Dataset records:
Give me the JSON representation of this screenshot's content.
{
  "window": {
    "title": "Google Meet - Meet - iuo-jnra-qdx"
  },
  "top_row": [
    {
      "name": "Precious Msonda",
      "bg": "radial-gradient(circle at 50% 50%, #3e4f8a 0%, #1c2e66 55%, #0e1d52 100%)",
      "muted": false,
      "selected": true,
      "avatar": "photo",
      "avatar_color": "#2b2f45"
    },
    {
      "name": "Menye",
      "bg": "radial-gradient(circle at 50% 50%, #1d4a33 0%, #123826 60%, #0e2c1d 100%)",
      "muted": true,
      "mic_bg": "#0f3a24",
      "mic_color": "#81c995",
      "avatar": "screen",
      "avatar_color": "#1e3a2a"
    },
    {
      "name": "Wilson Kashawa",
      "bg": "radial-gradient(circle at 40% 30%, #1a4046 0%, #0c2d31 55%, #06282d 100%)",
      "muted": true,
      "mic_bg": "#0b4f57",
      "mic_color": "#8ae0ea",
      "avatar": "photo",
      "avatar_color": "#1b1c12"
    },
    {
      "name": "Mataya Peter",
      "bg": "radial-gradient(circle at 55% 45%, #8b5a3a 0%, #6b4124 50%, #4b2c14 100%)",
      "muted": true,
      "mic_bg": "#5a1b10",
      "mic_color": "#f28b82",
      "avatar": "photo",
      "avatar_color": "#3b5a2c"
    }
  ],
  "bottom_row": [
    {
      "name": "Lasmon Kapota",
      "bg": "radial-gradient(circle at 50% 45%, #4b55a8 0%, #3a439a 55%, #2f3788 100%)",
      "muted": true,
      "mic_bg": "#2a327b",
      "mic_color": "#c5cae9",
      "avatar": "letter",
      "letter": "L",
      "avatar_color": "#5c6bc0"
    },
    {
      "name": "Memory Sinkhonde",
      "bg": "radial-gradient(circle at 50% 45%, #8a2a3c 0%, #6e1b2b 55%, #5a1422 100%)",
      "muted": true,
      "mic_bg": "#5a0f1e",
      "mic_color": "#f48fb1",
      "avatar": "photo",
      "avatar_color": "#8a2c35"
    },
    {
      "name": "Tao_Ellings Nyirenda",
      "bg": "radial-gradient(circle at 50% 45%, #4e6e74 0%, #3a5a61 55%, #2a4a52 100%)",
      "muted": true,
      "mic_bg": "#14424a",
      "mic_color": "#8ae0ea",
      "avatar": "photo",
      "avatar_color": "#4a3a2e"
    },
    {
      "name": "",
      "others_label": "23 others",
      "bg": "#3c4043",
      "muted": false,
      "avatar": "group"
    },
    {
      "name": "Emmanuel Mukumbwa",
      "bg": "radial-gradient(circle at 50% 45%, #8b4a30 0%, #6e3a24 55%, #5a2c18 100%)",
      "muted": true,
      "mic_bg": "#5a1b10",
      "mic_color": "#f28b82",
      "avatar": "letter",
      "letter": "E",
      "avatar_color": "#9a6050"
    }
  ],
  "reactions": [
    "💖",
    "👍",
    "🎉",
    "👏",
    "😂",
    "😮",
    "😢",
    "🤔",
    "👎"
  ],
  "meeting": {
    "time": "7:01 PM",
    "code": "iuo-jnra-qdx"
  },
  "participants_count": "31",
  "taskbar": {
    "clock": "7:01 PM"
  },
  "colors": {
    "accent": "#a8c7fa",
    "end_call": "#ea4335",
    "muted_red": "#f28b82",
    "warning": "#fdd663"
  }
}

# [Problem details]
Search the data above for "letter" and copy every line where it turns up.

# [Response to this task]
      "avatar": "letter",
      "letter": "L",
      "avatar": "letter",
      "letter": "E",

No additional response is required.